• **Instructions to follow**: Going through the lines below, tally those that include "circular", and give only the number.

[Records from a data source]
++++

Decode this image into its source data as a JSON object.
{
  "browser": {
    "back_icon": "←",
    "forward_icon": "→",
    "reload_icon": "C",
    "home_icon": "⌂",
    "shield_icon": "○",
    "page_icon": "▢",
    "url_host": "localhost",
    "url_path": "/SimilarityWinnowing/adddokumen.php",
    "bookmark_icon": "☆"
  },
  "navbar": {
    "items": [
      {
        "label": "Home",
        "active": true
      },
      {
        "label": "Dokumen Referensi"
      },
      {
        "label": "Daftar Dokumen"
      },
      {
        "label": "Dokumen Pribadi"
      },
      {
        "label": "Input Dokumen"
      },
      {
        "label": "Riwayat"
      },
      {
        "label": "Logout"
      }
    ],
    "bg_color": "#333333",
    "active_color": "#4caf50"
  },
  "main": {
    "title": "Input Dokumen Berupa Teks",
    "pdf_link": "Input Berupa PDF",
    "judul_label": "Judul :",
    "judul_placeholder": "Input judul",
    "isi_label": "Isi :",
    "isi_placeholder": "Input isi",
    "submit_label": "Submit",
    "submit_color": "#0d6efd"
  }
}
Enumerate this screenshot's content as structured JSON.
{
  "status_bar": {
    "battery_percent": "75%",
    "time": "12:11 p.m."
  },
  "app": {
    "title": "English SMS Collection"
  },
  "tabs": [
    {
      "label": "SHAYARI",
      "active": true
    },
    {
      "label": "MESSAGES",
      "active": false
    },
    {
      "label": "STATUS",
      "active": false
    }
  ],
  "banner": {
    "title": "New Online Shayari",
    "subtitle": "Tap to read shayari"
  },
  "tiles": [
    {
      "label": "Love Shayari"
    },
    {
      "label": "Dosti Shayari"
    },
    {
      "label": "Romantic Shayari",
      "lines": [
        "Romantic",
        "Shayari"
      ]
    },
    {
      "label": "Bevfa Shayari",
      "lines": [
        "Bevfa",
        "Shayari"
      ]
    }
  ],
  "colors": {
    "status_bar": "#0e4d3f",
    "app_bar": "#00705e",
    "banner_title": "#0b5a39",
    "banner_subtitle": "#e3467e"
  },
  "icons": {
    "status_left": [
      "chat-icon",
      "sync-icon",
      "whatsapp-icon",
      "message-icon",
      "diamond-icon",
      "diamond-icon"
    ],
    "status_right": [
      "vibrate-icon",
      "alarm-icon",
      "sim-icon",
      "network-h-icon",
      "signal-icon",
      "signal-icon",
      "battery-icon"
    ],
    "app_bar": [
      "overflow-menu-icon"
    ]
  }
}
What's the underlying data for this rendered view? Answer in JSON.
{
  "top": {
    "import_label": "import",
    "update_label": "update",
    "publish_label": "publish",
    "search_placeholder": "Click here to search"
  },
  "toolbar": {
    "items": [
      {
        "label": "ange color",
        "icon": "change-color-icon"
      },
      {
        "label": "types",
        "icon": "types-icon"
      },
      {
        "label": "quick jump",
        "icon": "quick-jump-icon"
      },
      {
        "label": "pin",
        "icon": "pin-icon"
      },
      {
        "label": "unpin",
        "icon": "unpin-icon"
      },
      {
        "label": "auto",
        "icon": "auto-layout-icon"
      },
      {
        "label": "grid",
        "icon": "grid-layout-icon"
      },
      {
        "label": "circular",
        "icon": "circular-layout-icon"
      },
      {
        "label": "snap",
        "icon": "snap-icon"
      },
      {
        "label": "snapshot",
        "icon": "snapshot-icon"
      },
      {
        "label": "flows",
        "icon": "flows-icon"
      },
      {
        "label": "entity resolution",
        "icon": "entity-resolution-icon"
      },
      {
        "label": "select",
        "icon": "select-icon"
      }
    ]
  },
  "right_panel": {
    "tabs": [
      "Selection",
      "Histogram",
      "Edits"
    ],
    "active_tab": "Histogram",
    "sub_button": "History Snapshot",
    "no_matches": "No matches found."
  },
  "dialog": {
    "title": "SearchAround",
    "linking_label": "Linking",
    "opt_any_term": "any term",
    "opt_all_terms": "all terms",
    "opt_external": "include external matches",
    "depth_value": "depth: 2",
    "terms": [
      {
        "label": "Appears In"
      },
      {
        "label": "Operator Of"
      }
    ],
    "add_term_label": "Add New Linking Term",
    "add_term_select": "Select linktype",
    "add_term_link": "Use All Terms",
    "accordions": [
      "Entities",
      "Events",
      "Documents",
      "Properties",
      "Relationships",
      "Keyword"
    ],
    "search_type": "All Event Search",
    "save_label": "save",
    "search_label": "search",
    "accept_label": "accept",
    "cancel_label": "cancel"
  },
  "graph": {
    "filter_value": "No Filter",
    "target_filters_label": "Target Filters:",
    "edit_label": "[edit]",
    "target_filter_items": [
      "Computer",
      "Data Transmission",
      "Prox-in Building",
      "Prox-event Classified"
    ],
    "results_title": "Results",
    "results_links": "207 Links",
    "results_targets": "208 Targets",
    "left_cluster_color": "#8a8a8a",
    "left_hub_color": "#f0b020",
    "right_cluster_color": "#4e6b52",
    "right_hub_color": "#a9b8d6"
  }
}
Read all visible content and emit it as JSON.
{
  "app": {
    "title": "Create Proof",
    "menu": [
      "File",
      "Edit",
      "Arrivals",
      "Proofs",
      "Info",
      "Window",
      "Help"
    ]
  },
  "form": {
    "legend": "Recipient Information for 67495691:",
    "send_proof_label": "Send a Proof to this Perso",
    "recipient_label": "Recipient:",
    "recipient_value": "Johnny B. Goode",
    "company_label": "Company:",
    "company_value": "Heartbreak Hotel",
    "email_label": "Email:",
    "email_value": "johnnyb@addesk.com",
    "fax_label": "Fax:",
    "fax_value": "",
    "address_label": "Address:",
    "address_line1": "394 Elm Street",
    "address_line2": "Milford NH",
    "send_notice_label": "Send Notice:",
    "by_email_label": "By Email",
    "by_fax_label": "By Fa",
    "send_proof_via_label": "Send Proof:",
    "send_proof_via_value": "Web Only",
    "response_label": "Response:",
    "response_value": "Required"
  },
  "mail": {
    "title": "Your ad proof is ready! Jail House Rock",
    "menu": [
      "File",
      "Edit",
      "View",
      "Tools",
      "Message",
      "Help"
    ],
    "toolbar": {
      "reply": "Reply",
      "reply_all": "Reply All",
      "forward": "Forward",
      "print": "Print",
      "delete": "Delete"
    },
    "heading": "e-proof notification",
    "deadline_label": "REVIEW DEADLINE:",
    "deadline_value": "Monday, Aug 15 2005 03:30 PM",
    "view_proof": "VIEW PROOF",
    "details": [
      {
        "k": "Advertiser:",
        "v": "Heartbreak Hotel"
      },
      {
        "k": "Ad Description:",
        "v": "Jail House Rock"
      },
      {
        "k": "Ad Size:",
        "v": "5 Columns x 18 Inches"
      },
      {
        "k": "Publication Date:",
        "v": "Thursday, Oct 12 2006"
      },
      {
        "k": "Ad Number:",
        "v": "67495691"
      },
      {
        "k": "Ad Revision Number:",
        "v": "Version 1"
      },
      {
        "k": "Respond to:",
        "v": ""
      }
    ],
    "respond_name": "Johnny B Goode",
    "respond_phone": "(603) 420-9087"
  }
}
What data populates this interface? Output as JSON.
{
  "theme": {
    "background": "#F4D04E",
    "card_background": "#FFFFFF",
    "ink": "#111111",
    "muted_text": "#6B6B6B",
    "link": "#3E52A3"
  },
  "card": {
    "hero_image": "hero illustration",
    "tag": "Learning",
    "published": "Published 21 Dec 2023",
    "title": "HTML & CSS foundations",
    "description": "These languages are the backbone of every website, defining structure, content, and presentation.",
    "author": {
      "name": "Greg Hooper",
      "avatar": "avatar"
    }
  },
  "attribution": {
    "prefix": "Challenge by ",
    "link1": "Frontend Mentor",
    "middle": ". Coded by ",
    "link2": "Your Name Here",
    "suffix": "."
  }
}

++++

• **Exercise solution**: 2